I have tested s3fs extensively by executing long-running deep learning workloads using an s3fs mount point as input. Some of these workloads lasted for more than a week. While I initially encountered a small number of issues when using the -o use_cache option or issues related to SSL connectivity, these were easily fixed, and I contributed patches into the s3fs repository. My fixes were committed to the master branch, and no further issues were found since commit dbe98dc (on May 6th 2018). s3fs continues to be used in production by IBM’s Deep Learning Service, since its official launch on March 2018.

You should note that my testing, and the deep learning workloads in general, are mostly read-only, and I have spent less time evaluating other workflows.


I tested s3fs performance with IBM Cloud Object Storage from a bare-metal machine in IBM Cloud.

Single-threaded file reading

I measured the throughput of reading a single file using a single client thread for a non-cached object. The throughput improved almost linearly with the size of the read object. Reading of small files was obviously relatively slow (comparing to reading from a local disk), due to time-to-first-byte from the object store service. As I read bigger files, s3fs used more concurrent connections under the single thread, and thus I got a better overall throughput. I was able to achieve a maximum throughput of 540 MB/s from a single client thread.

Concurrent file reading

I was able to get an aggregate throughput of 1000 MB/s with s3fs installed on a bare-metal machine on IBM Cloud, when reading multiple files at once (each file was about 200 MB). The machine was equipped with a 10 Gbit/s NIC. For comparison, the same set of objects were downloaded using Python’s HTTP library (httplib) at 1158 MB/s. While s3fs achieves very good performance, its performance is limited due to overhead from the FUSE file system and client side copies.


s3fs allows you to conveniently access your data on IBM Cloud Object Storage via the common POSIX interface. This opens up many opportunities for easy integration of IBM Cloud Object Storage with many POSIX-compatible applications.

It is important to remember that s3fs may not be suitable for all applications, as object storage services have high-latency for time to first byte and lack random write access. On the other hand, workloads that only read big files, like deep learning workloads, can achieve good throughput using s3fs. My long-running tests suggest that s3fs may be used in production, at least for read-only workloads.

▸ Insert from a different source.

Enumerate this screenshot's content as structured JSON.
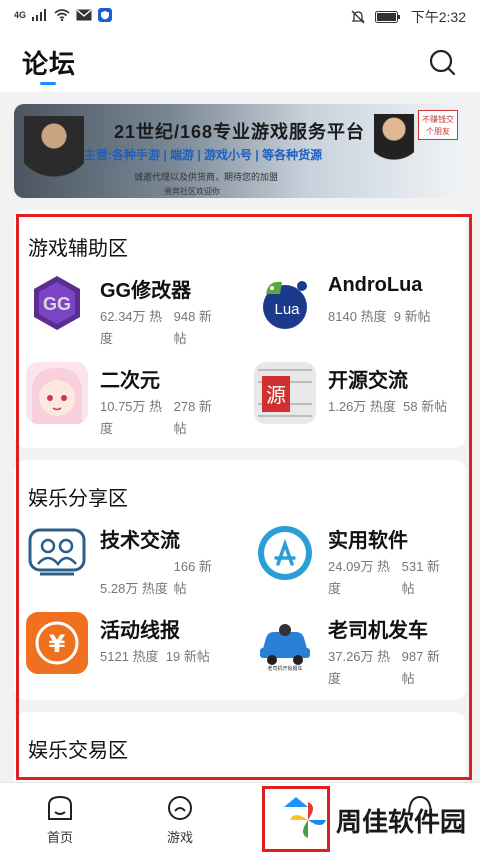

Thanks to Ronen Kat

Or Ozeri

Written by

Or Ozeri

Welcome to a place where words matter. On Medium, smart voices and original ideas take center stage - with no ads in sight. Watch
Follow all the topics you care about, and we’ll deliver the best stories for you to your homepage and inbox. Explore
Get unlimited access to the best stories on Medium — and support writers while you’re at it. Just $5/month. Upgrade